◆ EXERCISE PROMPT
I would like every entry below written out exactly.

◆ DATA SHOWN

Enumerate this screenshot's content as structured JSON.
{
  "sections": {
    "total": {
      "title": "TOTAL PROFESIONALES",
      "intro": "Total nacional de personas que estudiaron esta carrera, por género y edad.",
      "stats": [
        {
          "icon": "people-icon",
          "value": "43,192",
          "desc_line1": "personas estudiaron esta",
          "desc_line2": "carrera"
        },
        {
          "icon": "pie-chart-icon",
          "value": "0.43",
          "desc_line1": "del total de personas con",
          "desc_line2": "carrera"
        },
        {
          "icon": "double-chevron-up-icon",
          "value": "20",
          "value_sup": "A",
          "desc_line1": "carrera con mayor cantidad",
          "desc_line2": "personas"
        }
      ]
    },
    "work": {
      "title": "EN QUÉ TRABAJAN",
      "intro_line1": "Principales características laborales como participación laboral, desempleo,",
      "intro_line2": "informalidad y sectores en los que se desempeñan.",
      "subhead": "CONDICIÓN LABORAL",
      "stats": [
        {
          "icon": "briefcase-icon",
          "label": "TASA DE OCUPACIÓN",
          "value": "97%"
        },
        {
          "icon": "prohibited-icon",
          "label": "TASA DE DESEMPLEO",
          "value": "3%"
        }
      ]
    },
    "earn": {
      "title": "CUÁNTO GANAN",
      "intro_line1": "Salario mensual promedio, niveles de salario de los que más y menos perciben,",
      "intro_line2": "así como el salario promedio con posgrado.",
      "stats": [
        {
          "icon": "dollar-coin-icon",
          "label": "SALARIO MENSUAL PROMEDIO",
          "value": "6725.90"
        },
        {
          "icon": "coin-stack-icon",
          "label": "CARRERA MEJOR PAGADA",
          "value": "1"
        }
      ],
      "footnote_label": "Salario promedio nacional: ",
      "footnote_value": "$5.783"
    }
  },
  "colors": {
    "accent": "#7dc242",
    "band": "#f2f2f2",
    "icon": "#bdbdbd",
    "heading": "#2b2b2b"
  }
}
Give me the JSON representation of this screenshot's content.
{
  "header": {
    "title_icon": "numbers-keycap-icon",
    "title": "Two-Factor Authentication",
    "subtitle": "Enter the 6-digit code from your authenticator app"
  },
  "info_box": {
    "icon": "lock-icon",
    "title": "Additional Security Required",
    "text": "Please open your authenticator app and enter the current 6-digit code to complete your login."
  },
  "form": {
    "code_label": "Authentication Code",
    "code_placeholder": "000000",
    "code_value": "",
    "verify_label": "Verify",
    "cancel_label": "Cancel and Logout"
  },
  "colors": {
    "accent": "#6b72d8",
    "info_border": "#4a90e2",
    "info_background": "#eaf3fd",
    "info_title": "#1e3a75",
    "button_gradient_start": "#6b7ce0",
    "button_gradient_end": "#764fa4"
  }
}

◆ EXERCISE SOLUTION
Enumerate this screenshot's content as structured JSON.
{
  "sections": {
    "total": {
      "title": "TOTAL PROFESIONALES",
      "intro": "Total nacional de personas que estudiaron esta carrera, por género y edad.",
      "stats": [
        {
          "icon": "people-icon",
          "value": "43,192",
          "desc_line1": "personas estudiaron esta",
          "desc_line2": "carrera"
        },
        {
          "icon": "pie-chart-icon",
          "value": "0.43",
          "desc_line1": "del total de personas con",
          "desc_line2": "carrera"
        },
        {
          "icon": "double-chevron-up-icon",
          "value": "20",
          "value_sup": "A",
          "desc_line1": "carrera con mayor cantidad",
          "desc_line2": "personas"
        }
      ]
    },
    "work": {
      "title": "EN QUÉ TRABAJAN",
      "intro_line1": "Principales características laborales como participación laboral, desempleo,",
      "intro_line2": "informalidad y sectores en los que se desempeñan.",
      "subhead": "CONDICIÓN LABORAL",
      "stats": [
        {
          "icon": "briefcase-icon",
          "label": "TASA DE OCUPACIÓN",
          "value": "97%"
        },
        {
          "icon": "prohibited-icon",
          "label": "TASA DE DESEMPLEO",
          "value": "3%"
        }
      ]
    },
    "earn": {
      "title": "CUÁNTO GANAN",
      "intro_line1": "Salario mensual promedio, niveles de salario de los que más y menos perciben,",
      "intro_line2": "así como el salario promedio con posgrado.",
      "stats": [
        {
          "icon": "dollar-coin-icon",
          "label": "SALARIO MENSUAL PROMEDIO",
          "value": "6725.90"
        },
        {
          "icon": "coin-stack-icon",
          "label": "CARRERA MEJOR PAGADA",
          "value": "1"
        }
      ],
      "footnote_label": "Salario promedio nacional: ",
      "footnote_value": "$5.783"
    }
  },
  "colors": {
    "accent": "#7dc242",
    "band": "#f2f2f2",
    "icon": "#bdbdbd",
    "heading": "#2b2b2b"
  }
}
Give me the JSON representation of this screenshot's content.
{
  "header": {
    "title_icon": "numbers-keycap-icon",
    "title": "Two-Factor Authentication",
    "subtitle": "Enter the 6-digit code from your authenticator app"
  },
  "info_box": {
    "icon": "lock-icon",
    "title": "Additional Security Required",
    "text": "Please open your authenticator app and enter the current 6-digit code to complete your login."
  },
  "form": {
    "code_label": "Authentication Code",
    "code_placeholder": "000000",
    "code_value": "",
    "verify_label": "Verify",
    "cancel_label": "Cancel and Logout"
  },
  "colors": {
    "accent": "#6b72d8",
    "info_border": "#4a90e2",
    "info_background": "#eaf3fd",
    "info_title": "#1e3a75",
    "button_gradient_start": "#6b7ce0",
    "button_gradient_end": "#764fa4"
  }
}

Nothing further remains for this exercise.